Join Jim Stice for an in-depth discussion in this video Tesla and tax planning, part of Income Tax Fundamentals.
- The payment of income taxes is a large and important business expense. - For example, every year Microsoft spends as much paying its income taxes, five billion dollars, as it does on all its other general and administrative expenses combined. Procter & Gamble, the large consumer products company, spends more on income taxes each year, about three billion dollars, than it does on researching and developing new products, only about two billion dollars. - So, businesses are very careful to plan their operations to legally minimize the income taxes that they pay.
- In fact, countries, provinces, and states use their income tax rules as bargaining tools to attract businesses to their areas, bringing jobs and other economic activities. - Let us give you one example. Have you ever seen a Tesla electric car? - As a matter of fact, I have seen one, parked in front of a hotel in Hong Kong.
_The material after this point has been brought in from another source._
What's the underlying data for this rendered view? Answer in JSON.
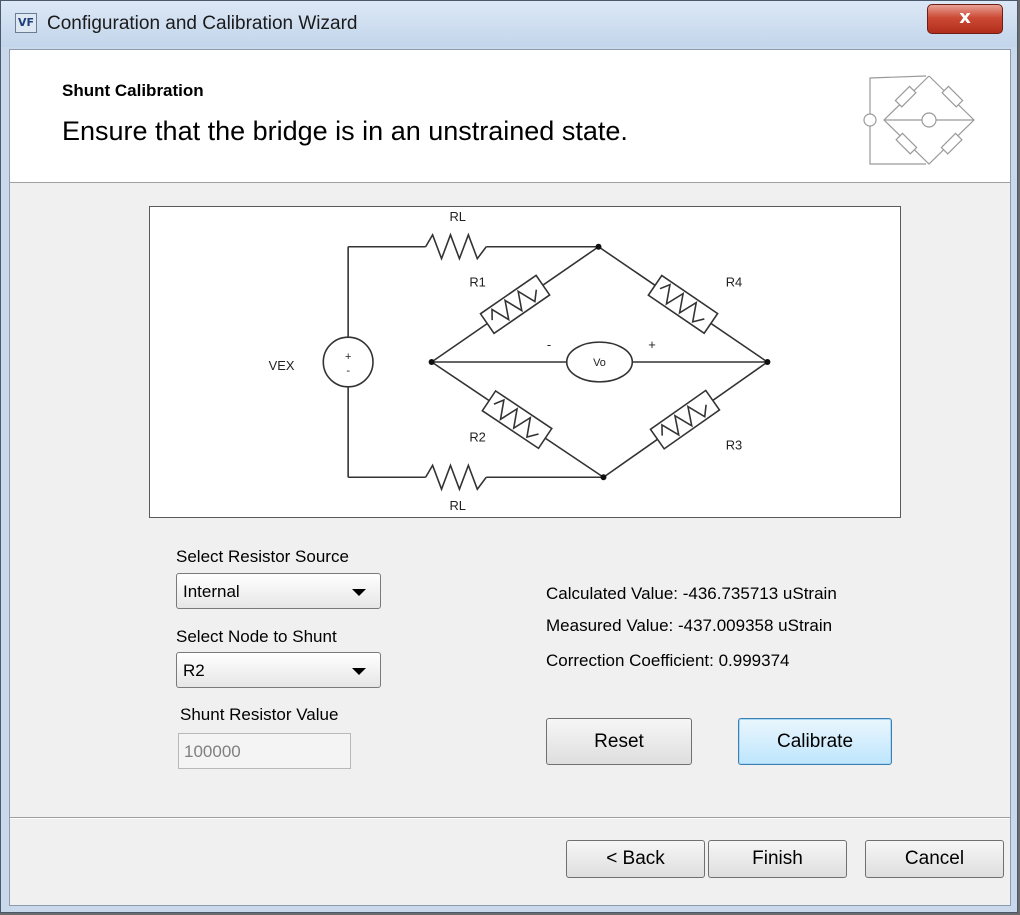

I looked at it, but I didn't dare touch it. - A big problem, maybe the big technical problem with electric cars is battery technology. - Correct. Battery costs, charging time, and travel distance on one charge are key battery technology challenges.
- In 2014, Tesla Motors negotiated with many different states in the United States as the company decided where to build a large lithium ion battery factory. The factory is expected to cost five billion dollars to build and is expected to employ 6500 people when it is in full operation. - The U.S. States of Nevada, Texas, New Mexico, Arizona, and California offered tax breaks to Tesla to induce the company to locate the battery factory in their state.
- It turns out the winner was Nevada, which offered 1.3 billion in tax incentives over 20 years. - This is an example of tax planning. In addition to all of the energy, transportation, and local workforce factors considered by Tesla in deciding where to locate the battery factory, the company also considered the tax implications. - Good business practices, as well as good personal financial management, involve careful income tax planning. - Let's discuss some basic principles of income tax planning.
This is a self-contained introductory course to income tax, but if you'd like more information about accounting in general, check out the Stices' foundational course, Accounting Fundamentals.
NOTE: The information in this course applies only to the United States.
- The history of income tax
- Tax brackets, rates, deductions, and credits
- Completing a basic tax return (1040A)
- Tax planning
- Shifting income
- Understanding corporate income taxes
- Avoiding tax-evasion schemes
- Tax issues for small businesses